- Hoover was re-elected as a candidate for presidency but lost to Franklin D. Roosevelt because he symbolized the change society needed. Hoover was known as a lame-duck because of his helplessness towards the depression.
President Hoover Visits Detroit
Franklin D. Roosevelt's New Deal
- F.D.R was a distant cousin of Theodore Roosevelt who was Republican. F.D.R. was paralyzed by polio in 1921 but continued to run the country. His wife Eleanor was just as captivating. She became the most active first lady in history giving speeches, writing news paper columns and traveling the country.
- The New Deal Philosophy was based around the tasks to relieve, recover, and recover. These were known as the three r's. Roosevelt's advisors were also one of a kind ranging from many different ethnicities and including women.
- During only 100 days of his presidency, he passed more bills than any other president. F.D.R continued to reform the economy by repealing prohibition which lessened crime also. He also instituted numerous relief programs to better stabilize the people and economy.
- Roosevelt improved on previous acts by adding to them. for example, he added the CWA to the PWA in order to hire laborers for temporary construction jobs.
The New Deal: Crash Course US History #34
The Second New Deal
- Relief programs took another step forward with the creation of WPA which created 3.4 million jobs in a year.
- When the Wagner Act passed it allowed for workers to be a part of unions and for the unions to collectively bargain on behalf of the workers. A revenue tax was installed which taxed the wealthy few harder than the normal citizens.
- Social Security was a major act that made provisions for people retired over the age of 65 and also workers who have lost their job or disabled.
- In 1936 Roosevelt was re-elected with flying colors.
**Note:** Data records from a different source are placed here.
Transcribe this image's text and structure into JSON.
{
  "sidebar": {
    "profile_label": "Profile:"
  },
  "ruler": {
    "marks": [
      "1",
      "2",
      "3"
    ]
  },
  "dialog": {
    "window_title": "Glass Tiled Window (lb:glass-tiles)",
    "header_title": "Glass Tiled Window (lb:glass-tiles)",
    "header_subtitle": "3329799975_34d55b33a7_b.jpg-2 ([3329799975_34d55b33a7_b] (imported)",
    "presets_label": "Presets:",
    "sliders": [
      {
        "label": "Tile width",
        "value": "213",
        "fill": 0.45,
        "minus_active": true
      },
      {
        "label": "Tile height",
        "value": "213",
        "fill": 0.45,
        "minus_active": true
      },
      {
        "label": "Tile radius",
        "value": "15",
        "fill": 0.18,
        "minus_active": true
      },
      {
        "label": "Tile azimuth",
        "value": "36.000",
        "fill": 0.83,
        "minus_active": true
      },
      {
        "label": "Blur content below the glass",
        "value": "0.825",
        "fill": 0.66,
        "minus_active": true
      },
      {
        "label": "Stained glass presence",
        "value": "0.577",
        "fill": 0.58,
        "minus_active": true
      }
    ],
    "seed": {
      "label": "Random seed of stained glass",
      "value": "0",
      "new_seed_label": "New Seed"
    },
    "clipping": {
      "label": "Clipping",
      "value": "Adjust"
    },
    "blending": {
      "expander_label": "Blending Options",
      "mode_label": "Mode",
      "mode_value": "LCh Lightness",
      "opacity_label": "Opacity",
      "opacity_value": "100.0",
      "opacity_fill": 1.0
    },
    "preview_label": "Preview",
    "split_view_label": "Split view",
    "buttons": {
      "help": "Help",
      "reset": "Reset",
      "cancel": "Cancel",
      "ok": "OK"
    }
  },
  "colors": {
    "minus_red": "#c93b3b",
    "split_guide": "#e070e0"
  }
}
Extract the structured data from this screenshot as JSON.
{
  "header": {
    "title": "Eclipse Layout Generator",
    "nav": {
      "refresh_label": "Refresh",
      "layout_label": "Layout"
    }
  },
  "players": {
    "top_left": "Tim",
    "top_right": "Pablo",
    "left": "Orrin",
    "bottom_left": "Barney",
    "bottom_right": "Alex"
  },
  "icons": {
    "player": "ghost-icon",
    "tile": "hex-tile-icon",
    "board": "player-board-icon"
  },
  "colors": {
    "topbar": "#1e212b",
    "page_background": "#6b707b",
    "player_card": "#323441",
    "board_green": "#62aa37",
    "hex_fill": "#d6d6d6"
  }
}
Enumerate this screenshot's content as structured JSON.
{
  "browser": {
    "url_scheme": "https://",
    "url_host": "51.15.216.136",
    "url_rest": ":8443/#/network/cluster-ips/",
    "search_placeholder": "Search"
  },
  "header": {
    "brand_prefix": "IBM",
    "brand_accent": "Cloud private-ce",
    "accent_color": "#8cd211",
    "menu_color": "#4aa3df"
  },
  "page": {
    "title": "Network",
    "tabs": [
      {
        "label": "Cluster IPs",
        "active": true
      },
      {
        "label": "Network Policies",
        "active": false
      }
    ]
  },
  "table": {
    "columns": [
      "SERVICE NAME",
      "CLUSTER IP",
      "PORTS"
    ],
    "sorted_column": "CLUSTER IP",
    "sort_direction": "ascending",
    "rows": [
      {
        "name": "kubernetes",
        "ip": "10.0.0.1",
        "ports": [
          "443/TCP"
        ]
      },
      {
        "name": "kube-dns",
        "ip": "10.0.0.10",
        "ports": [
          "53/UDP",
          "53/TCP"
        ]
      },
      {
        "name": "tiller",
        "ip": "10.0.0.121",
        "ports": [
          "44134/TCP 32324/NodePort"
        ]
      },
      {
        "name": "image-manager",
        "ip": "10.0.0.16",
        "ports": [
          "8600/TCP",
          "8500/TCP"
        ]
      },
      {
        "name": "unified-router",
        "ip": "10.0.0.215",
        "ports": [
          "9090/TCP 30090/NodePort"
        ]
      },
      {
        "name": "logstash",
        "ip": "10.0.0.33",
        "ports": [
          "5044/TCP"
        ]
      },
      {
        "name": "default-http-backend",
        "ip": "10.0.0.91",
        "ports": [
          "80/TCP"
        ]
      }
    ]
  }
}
He ran against Alfred London who agreed with F.D.R. but felt as he was spending too much money.